Records shown:
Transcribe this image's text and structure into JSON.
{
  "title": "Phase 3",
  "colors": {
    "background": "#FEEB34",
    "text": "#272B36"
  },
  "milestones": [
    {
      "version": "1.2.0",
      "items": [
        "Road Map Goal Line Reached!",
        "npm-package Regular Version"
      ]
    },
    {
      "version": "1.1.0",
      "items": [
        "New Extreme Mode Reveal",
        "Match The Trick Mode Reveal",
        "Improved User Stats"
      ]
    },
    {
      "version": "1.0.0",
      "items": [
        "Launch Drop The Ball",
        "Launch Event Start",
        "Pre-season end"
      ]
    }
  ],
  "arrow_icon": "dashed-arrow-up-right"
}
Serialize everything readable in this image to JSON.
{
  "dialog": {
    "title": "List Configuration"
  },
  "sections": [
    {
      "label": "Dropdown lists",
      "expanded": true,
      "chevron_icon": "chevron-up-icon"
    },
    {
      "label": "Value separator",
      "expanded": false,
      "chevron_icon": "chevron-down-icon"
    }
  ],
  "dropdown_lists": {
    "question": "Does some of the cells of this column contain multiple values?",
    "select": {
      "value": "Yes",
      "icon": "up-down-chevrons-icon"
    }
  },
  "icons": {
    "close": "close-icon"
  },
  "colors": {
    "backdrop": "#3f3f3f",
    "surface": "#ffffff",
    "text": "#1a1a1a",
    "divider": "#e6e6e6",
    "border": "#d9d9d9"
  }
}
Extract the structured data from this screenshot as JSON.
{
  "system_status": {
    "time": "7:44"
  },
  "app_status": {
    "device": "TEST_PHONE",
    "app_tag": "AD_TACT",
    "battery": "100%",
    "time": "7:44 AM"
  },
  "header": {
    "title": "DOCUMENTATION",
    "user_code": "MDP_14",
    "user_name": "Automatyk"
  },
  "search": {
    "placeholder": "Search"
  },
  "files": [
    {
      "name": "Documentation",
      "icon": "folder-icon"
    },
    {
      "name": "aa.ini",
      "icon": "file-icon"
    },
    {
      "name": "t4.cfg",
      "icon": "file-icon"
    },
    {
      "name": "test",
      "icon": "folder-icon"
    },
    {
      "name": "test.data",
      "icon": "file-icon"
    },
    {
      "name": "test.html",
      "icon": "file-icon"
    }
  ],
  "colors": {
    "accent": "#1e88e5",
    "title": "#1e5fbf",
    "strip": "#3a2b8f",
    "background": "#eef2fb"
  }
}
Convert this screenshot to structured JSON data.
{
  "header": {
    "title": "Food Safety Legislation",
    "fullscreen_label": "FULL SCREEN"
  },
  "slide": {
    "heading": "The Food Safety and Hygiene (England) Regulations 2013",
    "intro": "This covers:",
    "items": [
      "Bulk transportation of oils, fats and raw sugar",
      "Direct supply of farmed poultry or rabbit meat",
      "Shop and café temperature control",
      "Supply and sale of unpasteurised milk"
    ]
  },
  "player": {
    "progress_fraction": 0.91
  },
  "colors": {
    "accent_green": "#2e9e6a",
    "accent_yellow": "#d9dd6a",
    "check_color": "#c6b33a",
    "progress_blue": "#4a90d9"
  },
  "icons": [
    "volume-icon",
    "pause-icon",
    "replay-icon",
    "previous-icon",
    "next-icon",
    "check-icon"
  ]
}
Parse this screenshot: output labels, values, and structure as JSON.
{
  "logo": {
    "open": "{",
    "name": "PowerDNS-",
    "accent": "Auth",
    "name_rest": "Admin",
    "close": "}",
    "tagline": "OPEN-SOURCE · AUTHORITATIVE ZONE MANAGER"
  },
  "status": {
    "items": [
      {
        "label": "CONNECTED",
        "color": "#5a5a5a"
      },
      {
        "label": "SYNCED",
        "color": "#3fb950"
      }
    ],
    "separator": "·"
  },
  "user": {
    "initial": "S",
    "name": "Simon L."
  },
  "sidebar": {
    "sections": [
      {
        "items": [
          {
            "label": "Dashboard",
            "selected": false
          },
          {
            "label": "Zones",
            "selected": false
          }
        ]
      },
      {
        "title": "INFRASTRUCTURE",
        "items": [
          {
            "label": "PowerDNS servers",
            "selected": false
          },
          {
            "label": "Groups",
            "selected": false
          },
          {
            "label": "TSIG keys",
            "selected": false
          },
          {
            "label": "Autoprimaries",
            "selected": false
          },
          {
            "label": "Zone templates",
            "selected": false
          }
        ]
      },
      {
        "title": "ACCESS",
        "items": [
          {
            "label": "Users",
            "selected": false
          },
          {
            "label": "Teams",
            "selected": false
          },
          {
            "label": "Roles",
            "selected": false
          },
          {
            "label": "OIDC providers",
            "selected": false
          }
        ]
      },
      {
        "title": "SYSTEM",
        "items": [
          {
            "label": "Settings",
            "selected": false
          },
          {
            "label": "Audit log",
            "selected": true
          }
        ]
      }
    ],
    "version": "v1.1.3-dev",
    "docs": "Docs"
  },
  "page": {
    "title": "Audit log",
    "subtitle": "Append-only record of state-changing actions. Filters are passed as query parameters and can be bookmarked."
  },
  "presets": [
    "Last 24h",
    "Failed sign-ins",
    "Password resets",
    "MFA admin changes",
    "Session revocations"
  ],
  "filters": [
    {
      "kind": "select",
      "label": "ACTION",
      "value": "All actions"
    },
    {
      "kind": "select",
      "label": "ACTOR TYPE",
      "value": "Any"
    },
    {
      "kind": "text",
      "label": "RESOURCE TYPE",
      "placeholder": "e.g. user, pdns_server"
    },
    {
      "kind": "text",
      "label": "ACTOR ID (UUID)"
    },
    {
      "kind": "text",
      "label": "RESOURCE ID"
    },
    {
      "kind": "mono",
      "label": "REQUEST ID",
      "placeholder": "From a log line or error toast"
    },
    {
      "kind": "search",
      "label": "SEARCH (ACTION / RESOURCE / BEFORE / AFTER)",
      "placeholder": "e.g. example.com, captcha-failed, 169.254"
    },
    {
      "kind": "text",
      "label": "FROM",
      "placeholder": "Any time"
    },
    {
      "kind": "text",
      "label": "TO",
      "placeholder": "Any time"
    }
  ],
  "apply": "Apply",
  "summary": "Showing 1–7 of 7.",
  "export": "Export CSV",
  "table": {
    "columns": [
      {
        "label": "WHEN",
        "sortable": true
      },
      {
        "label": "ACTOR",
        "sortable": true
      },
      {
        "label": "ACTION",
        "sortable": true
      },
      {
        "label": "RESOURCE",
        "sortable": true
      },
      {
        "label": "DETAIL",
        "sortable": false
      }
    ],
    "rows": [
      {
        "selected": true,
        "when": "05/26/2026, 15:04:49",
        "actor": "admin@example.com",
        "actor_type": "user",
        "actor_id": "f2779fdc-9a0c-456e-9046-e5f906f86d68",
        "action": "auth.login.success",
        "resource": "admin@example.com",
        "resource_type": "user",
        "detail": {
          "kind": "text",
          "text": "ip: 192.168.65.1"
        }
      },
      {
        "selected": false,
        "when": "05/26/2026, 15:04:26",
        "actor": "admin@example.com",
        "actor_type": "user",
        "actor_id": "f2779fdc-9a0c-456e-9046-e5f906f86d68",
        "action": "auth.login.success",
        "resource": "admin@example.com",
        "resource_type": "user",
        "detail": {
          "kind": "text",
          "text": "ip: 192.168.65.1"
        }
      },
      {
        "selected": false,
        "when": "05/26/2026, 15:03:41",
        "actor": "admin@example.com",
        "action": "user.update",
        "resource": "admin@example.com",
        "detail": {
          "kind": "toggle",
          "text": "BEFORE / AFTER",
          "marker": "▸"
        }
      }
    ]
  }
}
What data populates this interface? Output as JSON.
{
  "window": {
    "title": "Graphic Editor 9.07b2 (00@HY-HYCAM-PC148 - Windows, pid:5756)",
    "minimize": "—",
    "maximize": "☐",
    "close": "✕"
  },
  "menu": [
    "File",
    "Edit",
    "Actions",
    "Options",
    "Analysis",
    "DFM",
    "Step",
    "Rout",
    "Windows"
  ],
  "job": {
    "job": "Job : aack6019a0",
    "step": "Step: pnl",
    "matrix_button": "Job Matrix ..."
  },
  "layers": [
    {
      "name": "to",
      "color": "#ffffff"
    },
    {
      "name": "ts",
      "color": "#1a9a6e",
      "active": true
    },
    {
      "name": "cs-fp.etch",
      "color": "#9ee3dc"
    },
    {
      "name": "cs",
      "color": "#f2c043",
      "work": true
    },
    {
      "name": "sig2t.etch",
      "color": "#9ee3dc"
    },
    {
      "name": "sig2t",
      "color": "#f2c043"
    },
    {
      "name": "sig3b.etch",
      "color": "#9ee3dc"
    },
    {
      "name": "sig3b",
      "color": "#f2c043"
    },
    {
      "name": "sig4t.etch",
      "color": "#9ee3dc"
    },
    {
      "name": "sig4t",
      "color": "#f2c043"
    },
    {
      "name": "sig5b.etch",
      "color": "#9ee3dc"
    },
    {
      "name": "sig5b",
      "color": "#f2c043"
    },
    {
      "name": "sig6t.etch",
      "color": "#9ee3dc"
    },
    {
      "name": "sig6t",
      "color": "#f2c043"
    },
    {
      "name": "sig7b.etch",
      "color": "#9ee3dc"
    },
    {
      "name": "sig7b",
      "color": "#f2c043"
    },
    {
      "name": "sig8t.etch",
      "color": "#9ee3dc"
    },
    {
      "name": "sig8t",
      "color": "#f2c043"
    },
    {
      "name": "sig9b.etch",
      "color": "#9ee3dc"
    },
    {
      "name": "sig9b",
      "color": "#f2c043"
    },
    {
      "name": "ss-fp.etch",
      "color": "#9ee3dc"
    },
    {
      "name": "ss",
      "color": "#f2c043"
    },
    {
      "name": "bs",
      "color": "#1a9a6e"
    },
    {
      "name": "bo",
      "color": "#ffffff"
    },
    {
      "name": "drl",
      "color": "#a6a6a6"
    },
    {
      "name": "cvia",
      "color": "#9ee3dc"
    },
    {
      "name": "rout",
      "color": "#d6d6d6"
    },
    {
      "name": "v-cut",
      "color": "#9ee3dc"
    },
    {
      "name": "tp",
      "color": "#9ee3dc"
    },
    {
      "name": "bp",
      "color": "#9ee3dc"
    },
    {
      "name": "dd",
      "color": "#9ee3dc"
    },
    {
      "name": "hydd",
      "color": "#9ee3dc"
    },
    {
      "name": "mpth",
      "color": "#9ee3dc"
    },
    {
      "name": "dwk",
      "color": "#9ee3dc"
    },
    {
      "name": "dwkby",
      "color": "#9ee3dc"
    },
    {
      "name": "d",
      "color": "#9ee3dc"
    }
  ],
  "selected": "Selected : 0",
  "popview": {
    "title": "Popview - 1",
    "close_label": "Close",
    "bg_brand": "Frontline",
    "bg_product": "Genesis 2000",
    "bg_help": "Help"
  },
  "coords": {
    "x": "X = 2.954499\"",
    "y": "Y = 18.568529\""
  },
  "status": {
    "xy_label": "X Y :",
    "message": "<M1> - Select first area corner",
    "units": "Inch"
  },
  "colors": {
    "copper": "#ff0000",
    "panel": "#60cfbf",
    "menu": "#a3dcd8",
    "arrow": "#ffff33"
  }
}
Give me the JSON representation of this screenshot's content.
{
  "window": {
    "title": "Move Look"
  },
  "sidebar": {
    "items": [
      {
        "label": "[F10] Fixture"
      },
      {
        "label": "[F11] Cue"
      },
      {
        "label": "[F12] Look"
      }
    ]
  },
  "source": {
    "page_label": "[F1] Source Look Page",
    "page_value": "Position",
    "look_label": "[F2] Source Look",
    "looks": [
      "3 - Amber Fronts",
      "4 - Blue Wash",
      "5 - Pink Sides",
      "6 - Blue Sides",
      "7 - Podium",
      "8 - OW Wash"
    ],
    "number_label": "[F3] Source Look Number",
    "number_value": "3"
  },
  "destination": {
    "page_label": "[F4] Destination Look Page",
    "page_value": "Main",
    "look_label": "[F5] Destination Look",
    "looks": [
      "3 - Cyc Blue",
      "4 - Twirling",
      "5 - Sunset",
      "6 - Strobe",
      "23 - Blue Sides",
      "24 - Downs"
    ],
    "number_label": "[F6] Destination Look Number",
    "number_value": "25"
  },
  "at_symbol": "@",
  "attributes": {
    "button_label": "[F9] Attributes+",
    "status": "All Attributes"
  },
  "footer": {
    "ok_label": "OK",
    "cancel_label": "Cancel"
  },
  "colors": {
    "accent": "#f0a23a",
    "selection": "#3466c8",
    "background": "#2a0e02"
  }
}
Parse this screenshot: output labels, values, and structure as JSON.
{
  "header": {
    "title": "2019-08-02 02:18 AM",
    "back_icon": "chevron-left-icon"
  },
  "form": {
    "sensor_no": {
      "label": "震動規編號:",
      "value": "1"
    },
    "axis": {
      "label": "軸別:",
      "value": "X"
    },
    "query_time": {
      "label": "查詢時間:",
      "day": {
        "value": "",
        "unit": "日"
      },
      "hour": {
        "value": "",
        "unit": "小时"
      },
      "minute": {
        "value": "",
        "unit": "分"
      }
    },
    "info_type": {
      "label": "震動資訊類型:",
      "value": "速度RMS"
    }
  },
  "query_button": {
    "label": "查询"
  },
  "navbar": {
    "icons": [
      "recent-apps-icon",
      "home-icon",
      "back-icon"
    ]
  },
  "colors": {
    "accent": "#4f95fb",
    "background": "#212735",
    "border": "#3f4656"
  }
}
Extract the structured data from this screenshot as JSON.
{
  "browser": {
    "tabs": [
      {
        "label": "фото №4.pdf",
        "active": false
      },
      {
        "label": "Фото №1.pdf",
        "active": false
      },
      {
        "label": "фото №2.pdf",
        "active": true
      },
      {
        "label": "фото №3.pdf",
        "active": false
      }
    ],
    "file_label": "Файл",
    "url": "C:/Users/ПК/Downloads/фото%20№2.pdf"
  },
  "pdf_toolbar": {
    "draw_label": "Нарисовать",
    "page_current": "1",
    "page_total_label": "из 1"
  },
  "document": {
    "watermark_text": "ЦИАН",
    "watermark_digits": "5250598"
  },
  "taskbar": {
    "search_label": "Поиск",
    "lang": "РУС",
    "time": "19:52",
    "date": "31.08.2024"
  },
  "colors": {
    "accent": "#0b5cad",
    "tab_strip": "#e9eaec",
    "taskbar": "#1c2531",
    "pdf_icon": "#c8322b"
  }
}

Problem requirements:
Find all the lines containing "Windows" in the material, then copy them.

Exercise answer:
    "title": "Graphic Editor 9.07b2 (00@HY-HYCAM-PC148 - Windows, pid:5756)",
    "Windows"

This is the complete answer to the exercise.